(Photo courtesy of Shehreen Karim)
Cleveland Charter High School

Embracing my South Asian and bisexual identity

For much of my life, I have questioned my identity as a Bangladeshi Muslim woman identifying as bisexual. My identities seems to contradict each other and to many, I am the first South Asian woman they’ve met who is part of the LGBTQ community.

The intersectionality of my identity conflict with each other since South Asians in the LGBTQ community aren’t represented. Personally, this made my coming out experience even more difficult since I felt this pressure that I HAVE to be sure that I am part of the LGBTQ community since I already am a person of color. To further add to that coming out burden, I am Muslim as well and people tend to believe religion and the LGBTQ community cannot mix. Again, Muslims in the LGBTQ community are not represented, thus making it even harder for Muslims in the LGBTQ community to accept their identity.

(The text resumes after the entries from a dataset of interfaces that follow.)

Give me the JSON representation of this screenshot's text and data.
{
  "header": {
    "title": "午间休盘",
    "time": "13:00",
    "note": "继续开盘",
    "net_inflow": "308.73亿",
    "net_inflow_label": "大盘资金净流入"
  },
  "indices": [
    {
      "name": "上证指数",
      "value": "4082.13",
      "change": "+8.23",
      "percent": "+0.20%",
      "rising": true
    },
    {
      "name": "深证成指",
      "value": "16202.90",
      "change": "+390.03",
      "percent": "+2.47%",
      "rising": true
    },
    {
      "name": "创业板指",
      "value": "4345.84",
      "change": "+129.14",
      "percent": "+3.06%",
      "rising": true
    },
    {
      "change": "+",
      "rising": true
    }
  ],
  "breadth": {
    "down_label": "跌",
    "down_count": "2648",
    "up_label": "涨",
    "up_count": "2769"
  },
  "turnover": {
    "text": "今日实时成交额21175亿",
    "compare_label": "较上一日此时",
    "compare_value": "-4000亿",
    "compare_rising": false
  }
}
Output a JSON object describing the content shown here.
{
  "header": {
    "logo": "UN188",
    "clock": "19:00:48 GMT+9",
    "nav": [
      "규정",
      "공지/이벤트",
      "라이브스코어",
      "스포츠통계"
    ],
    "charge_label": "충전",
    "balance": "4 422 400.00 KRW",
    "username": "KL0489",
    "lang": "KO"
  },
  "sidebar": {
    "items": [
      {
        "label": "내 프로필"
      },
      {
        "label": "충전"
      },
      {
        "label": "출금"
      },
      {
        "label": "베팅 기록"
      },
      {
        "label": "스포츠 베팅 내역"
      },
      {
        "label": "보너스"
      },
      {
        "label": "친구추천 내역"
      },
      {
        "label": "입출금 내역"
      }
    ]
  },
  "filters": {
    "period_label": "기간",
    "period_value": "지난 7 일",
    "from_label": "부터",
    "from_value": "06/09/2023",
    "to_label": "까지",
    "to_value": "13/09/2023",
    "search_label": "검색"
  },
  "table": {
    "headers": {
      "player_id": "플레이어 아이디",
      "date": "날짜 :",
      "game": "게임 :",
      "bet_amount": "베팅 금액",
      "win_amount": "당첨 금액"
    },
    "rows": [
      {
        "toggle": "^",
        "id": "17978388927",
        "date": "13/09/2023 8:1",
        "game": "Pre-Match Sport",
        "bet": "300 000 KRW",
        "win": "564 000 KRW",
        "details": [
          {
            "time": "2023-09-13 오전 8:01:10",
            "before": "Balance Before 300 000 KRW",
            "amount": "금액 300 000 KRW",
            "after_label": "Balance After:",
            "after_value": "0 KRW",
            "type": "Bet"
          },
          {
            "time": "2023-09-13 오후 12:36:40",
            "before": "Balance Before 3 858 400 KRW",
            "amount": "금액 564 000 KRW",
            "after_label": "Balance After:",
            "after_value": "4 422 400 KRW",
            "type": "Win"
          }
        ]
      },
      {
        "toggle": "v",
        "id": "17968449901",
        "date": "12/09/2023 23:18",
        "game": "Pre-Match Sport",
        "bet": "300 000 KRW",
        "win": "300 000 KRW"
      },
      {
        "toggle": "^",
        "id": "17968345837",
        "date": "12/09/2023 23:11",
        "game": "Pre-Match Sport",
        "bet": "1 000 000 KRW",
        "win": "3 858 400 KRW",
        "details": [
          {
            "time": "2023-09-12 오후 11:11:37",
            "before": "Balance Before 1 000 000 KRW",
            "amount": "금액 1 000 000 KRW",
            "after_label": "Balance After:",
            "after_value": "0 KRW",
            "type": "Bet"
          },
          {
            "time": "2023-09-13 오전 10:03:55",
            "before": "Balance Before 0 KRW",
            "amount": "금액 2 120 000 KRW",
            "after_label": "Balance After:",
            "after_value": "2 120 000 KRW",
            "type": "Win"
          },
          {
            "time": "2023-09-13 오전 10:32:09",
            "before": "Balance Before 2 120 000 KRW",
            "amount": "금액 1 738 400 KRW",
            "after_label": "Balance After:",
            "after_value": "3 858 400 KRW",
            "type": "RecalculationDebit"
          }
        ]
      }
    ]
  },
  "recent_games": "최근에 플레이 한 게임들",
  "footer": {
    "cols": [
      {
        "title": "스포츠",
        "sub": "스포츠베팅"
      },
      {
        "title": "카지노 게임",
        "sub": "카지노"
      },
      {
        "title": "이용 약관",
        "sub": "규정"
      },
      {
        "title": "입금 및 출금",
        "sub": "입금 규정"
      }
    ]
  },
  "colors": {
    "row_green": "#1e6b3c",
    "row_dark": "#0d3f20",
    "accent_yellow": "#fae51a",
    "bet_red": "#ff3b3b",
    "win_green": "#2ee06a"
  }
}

An ongoing dilemma that has been in my mind is if I will ever come out to my South Asian parents. Within my bedroom, I have various rainbow pride items scattered around, however my parents do not know what this ”rainbow” is symbolic of.

However, my older brother would constantly ask me “why are is there so much rainbow in your room” and terrified, I would reply, “I just like rainbow.”

I could not keep this up and recently he found out that I am gay even though I really am bisexual, but nonetheless he found out I am gay. He believes that there is strict binary of heterosexual and gay, and that bisexuality doesn’t exist.

He replied to me saying “I think you know what it means Shehreen.”

I stood still not saying a word to agree with it or disagree with it. Part of me wanted to say “Yes I am gay, so what?” but part of me was scared to verbally admit this to my brother and knowing I can no longer hide my true identity. As I stood still waiting for his response to my silence, he said to me “What do you think is going to happen if mom finds out what this rainbow means… I won’t tell mom.”

If anything, this definitely isn’t the response I had hoped for if my family did find out I was gay. I was still silent until he left my room and I felt this uneasiness in his response. I believe that if they did find out, a burden would be lifted but it didn’t. He didn’t say he accepts and loves me, he didn’t say it’s OK to be who I am and instead I was left with a response that made me feel that my identity is a burden that I chose to have.

I kept thinking, why doesn’t he accept and embrace my identity? It was because he may believe that being in the LGBTQ community is a choice. However, given that I’m already a person of color and facing that oppression, why would I actively choose to be part of another discriminated community to add-on to the weight? My identity of being South Asian wasn’t a choice and being bisexual isn’t a choice either.

Coming out as gay when you’re a person of color is harder because when the LGBTQ community is represented, it is centered among white people thus it has become somewhat normalized for white people to be in the LGBTQ community. Certainly, being a South Asian Muslim woman identifying as bisexual isn’t represented anywhere in the media and for me to even write this story and publish it is empowering and serves as validation that we South Asians exist in the LGBTQ community. We are not invisible and we do exist, the media chooses not to represent us. In essence, I am Shehreen Karim, proud Bangladeshi Muslim woman who embraces being bisexual.